The methods implemented in this package are based on the following
works: - Connor, R. J. (1987). Sample size for testing differences in
proportions for the paired-sample design. *Biometrics*, 207-211.
https://doi.org/10.2307/2531961. - Fleiss, J. L., Levin, B., & Paik,
M. C. (2013). *Statistical methods for rates and proportions*.
John Wiley & Sons. - Levin, B., & Chen, X. (1999). Is the
one-half continuity correction used once or twice to derive a well-known
approximate sample size formula to compare two independent binomial
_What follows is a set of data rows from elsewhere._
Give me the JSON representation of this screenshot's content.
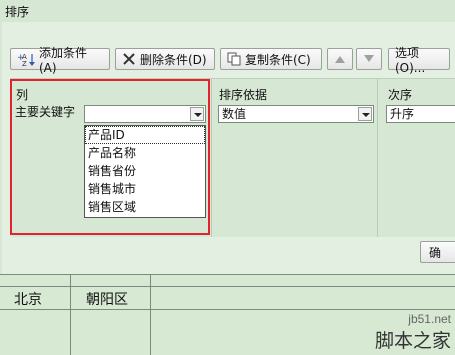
{
  "dialog": {
    "title": "排序",
    "toolbar": {
      "add_label": "添加条件(A)",
      "delete_label": "删除条件(D)",
      "copy_label": "复制条件(C)",
      "options_label": "选项(O)..."
    },
    "headers": {
      "column": "列",
      "sort_on": "排序依据",
      "order": "次序"
    },
    "row": {
      "key_label": "主要关键字",
      "sort_on_value": "数值",
      "order_value": "升序"
    },
    "dropdown_options": [
      "产品ID",
      "产品名称",
      "销售省份",
      "销售城市",
      "销售区域"
    ],
    "ok_partial": "确"
  },
  "sheet": {
    "cells": [
      "北京",
      "朝阳区"
    ]
  },
  "watermark": {
    "url": "jb51.net",
    "name": "脚本之家"
  },
  "colors": {
    "highlight": "#e3232b",
    "dialog_bg": "#d6e7d3"
  }
}
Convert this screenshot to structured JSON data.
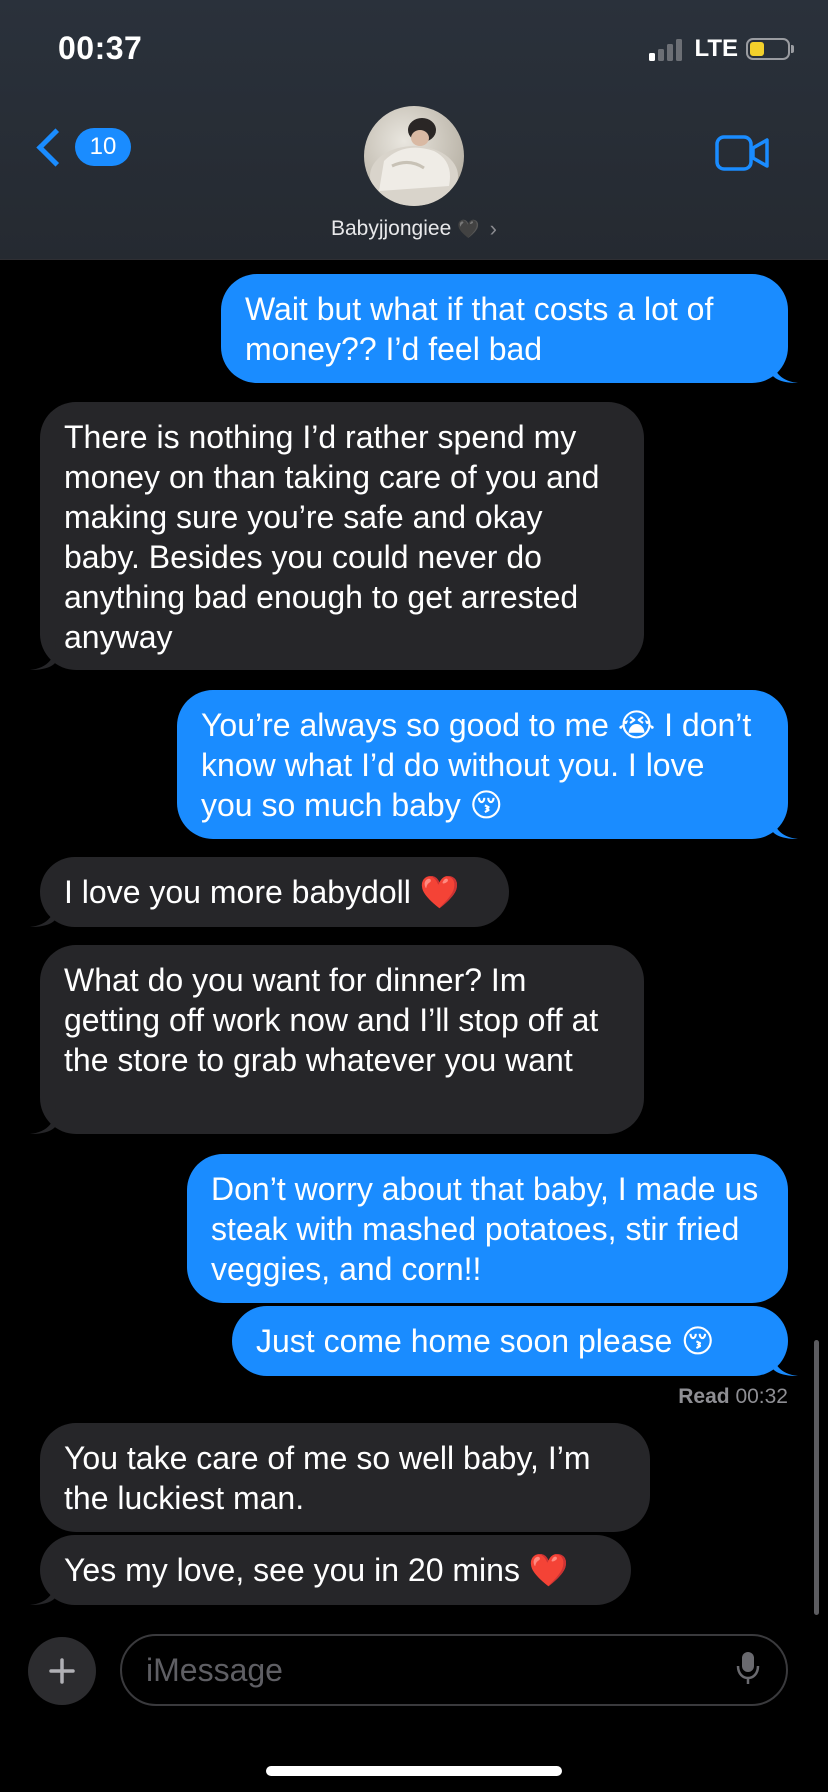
{
  "status_bar": {
    "time": "00:37",
    "network": "LTE",
    "battery_level": 0.4,
    "battery_color": "#f2d02b",
    "signal_bars_active": 1
  },
  "header": {
    "back_count": "10",
    "contact_name": "Babyjjongiee",
    "name_emoji": "🖤",
    "chevron": "›",
    "accent_color": "#1a8cff"
  },
  "messages": [
    {
      "sender": "me",
      "text": "Wait but what if that costs a lot of money?? I’d feel bad"
    },
    {
      "sender": "them",
      "text": "There is nothing I’d rather spend my money on than taking care of you and making sure you’re safe and okay baby. Besides you could never do anything bad enough to get arrested anyway"
    },
    {
      "sender": "me",
      "text": "You’re always so good to me 😭 I don’t know what I’d do without you. I love you so much baby 😚"
    },
    {
      "sender": "them",
      "text": "I love you more babydoll ❤️"
    },
    {
      "sender": "them",
      "text": "What do you want for dinner? Im getting off work now and I’ll stop off at the store to grab whatever you want"
    },
    {
      "sender": "me",
      "text": "Don’t worry about that baby, I made us steak with mashed potatoes, stir fried veggies, and corn!!"
    },
    {
      "sender": "me",
      "text": "Just come home soon please 😚"
    },
    {
      "sender": "them",
      "text": "You take care of me so well baby, I’m the luckiest man."
    },
    {
      "sender": "them",
      "text": "Yes my love, see you in 20 mins ❤️"
    }
  ],
  "read_receipt": {
    "label": "Read",
    "time": "00:32"
  },
  "composer": {
    "placeholder": "iMessage"
  },
  "colors": {
    "sent_bubble": "#1a8cff",
    "received_bubble": "#262629",
    "background": "#000000"
  }
}
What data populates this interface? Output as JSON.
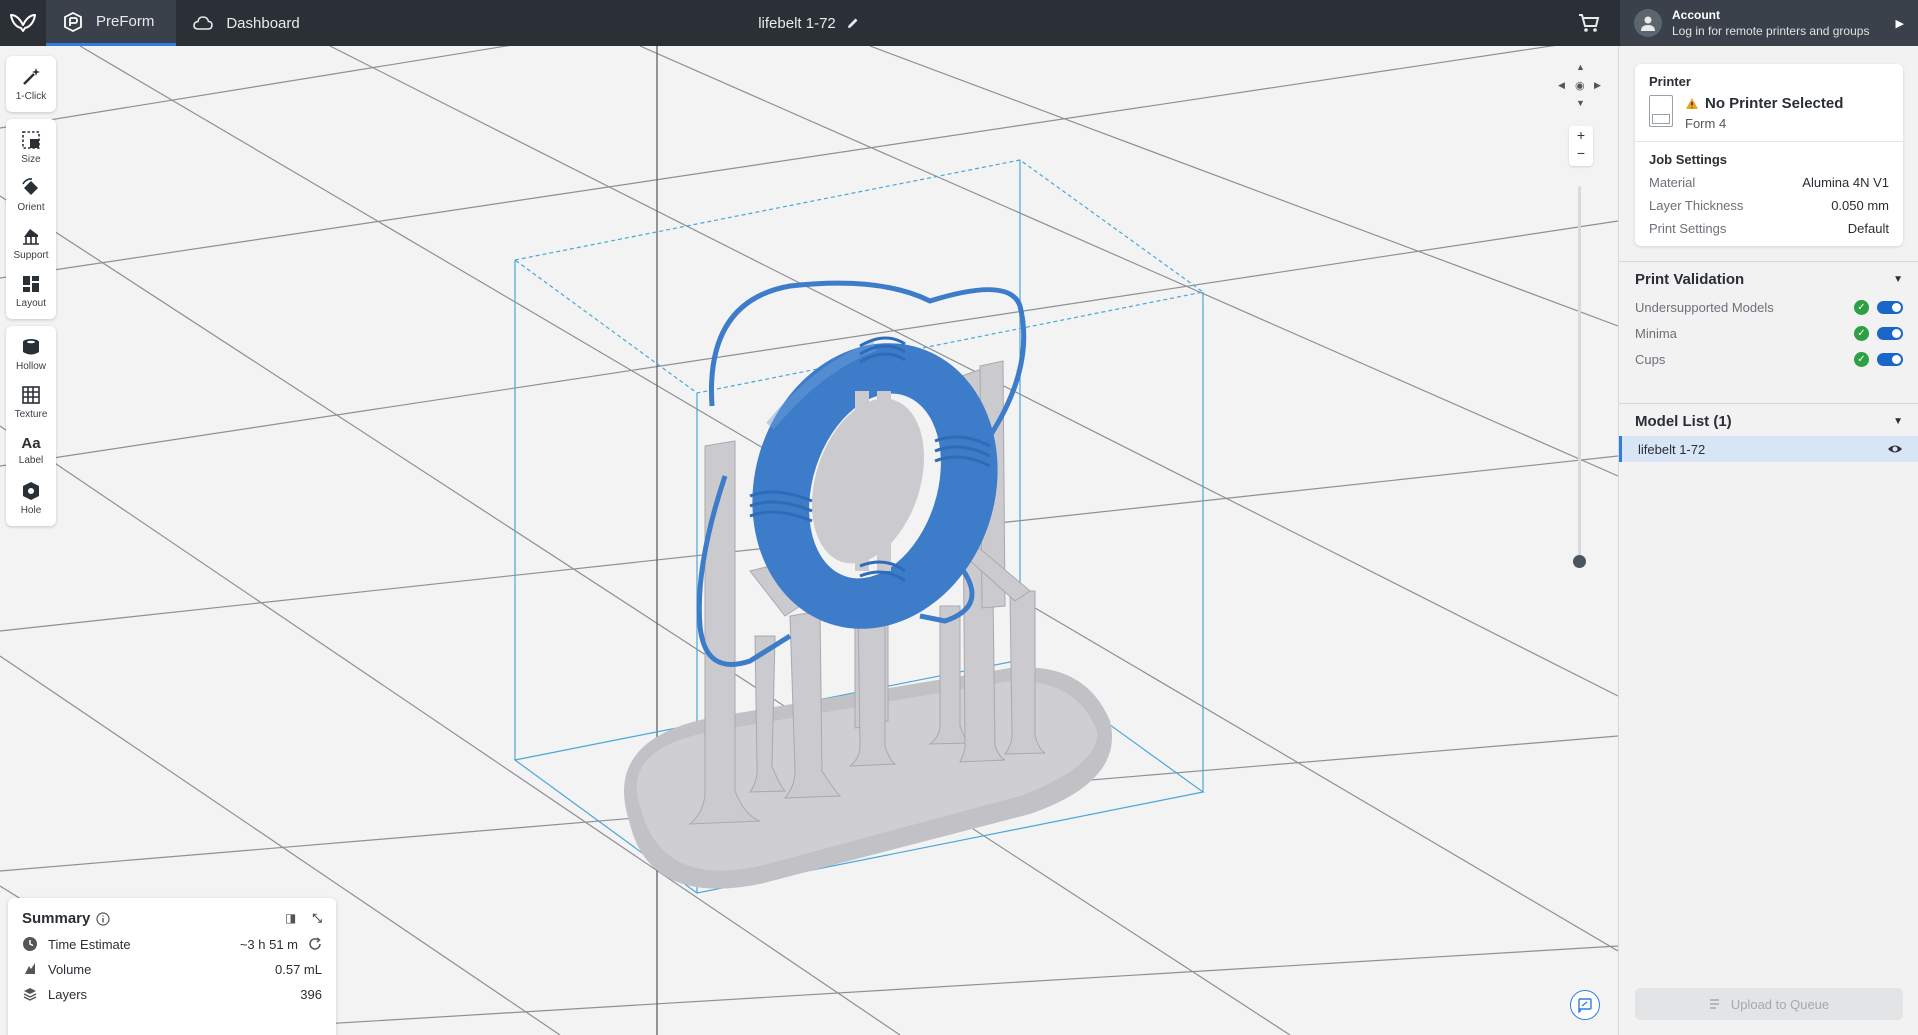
{
  "topbar": {
    "tabs": [
      {
        "label": "PreForm",
        "icon": "preform-icon",
        "active": true
      },
      {
        "label": "Dashboard",
        "icon": "cloud-icon",
        "active": false
      }
    ],
    "document_title": "lifebelt 1-72",
    "account": {
      "title": "Account",
      "subtitle": "Log in for remote printers and groups"
    }
  },
  "tools": [
    [
      {
        "label": "1-Click",
        "icon": "magic-wand-icon"
      }
    ],
    [
      {
        "label": "Size",
        "icon": "size-icon"
      },
      {
        "label": "Orient",
        "icon": "orient-icon"
      },
      {
        "label": "Support",
        "icon": "support-icon"
      },
      {
        "label": "Layout",
        "icon": "layout-icon"
      }
    ],
    [
      {
        "label": "Hollow",
        "icon": "hollow-icon"
      },
      {
        "label": "Texture",
        "icon": "texture-icon"
      },
      {
        "label": "Label",
        "icon": "label-icon",
        "glyph": "Aa"
      },
      {
        "label": "Hole",
        "icon": "hole-icon"
      }
    ]
  ],
  "summary": {
    "title": "Summary",
    "rows": [
      {
        "label": "Time Estimate",
        "value": "~3 h 51 m",
        "icon": "clock-icon"
      },
      {
        "label": "Volume",
        "value": "0.57 mL",
        "icon": "volume-icon"
      },
      {
        "label": "Layers",
        "value": "396",
        "icon": "layers-icon"
      }
    ]
  },
  "panel": {
    "printer_label": "Printer",
    "printer_status": "No Printer Selected",
    "printer_model": "Form 4",
    "job_settings_label": "Job Settings",
    "job_settings": [
      {
        "key": "Material",
        "value": "Alumina 4N V1"
      },
      {
        "key": "Layer Thickness",
        "value": "0.050 mm"
      },
      {
        "key": "Print Settings",
        "value": "Default"
      }
    ],
    "validation_title": "Print Validation",
    "validation": [
      {
        "label": "Undersupported Models",
        "enabled": true
      },
      {
        "label": "Minima",
        "enabled": true
      },
      {
        "label": "Cups",
        "enabled": true
      }
    ],
    "model_list_title": "Model List (1)",
    "models": [
      "lifebelt 1-72"
    ],
    "upload_label": "Upload to Queue"
  },
  "colors": {
    "accent": "#2f7de1",
    "model_blue": "#3d7cc9",
    "support_grey": "#c9c9cc",
    "topbar": "#2b3036"
  }
}
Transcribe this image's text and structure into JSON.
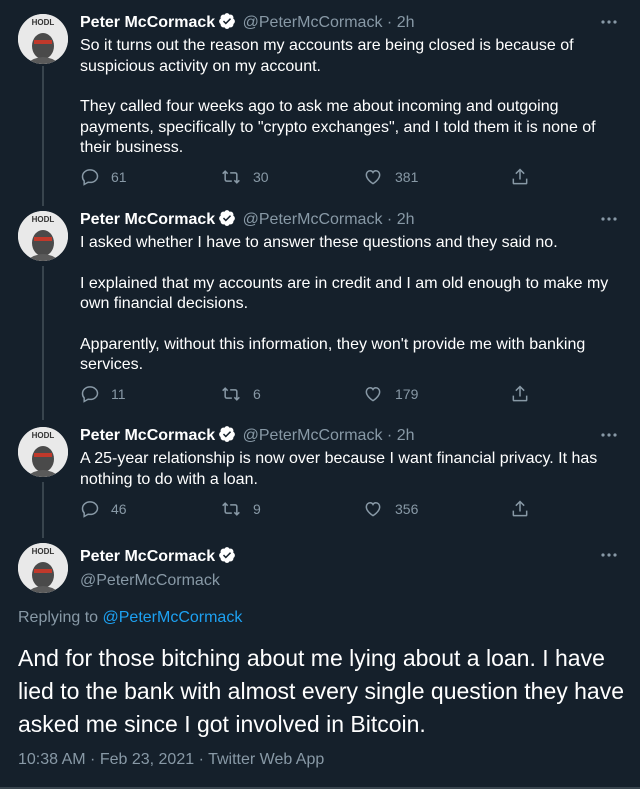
{
  "author": {
    "name": "Peter McCormack",
    "handle": "@PeterMcCormack",
    "avatar_text": "HODL"
  },
  "tweets": [
    {
      "time": "2h",
      "paragraphs": [
        "So it turns out the reason my accounts are being closed is because of suspicious activity on my account.",
        "They called four weeks ago to ask me about incoming and outgoing payments, specifically to \"crypto exchanges\", and I told them it is none of their business."
      ],
      "replies": "61",
      "retweets": "30",
      "likes": "381"
    },
    {
      "time": "2h",
      "paragraphs": [
        "I asked whether I have to answer these questions and they said no.",
        "I explained that my accounts are in credit and I am old enough to make my own financial decisions.",
        "Apparently, without this information, they won't provide me with banking services."
      ],
      "replies": "11",
      "retweets": "6",
      "likes": "179"
    },
    {
      "time": "2h",
      "paragraphs": [
        "A 25-year relationship is now over because I want financial privacy. It has nothing to do with a loan."
      ],
      "replies": "46",
      "retweets": "9",
      "likes": "356"
    }
  ],
  "main_tweet": {
    "replying_to_label": "Replying to",
    "replying_to_handle": "@PeterMcCormack",
    "text": "And for those bitching about me lying about a loan. I have lied to the bank with almost every single question they have asked me since I got involved in Bitcoin.",
    "timestamp": "10:38 AM · Feb 23, 2021",
    "separator": "·",
    "source": "Twitter Web App"
  },
  "colors": {
    "background": "#15202b",
    "text": "#ffffff",
    "muted": "#8899a6",
    "link": "#1da1f2",
    "verified": "#ffffff",
    "divider": "#38444d"
  },
  "icons": {
    "verified": "verified-badge-icon",
    "more": "more-dots-icon",
    "reply": "reply-icon",
    "retweet": "retweet-icon",
    "like": "heart-icon",
    "share": "share-icon"
  }
}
distributions?. *The American Statistician*, 53(1), 62-66.
https://doi.org/10.1080/00031305.1999.10474431. - McNemar, Q. (1947).
Note on the sampling error of the difference between correlated
proportions or percentages. *Psychometrika*, 12(2), 153-157.
https://doi.org/10.1007/BF02295996.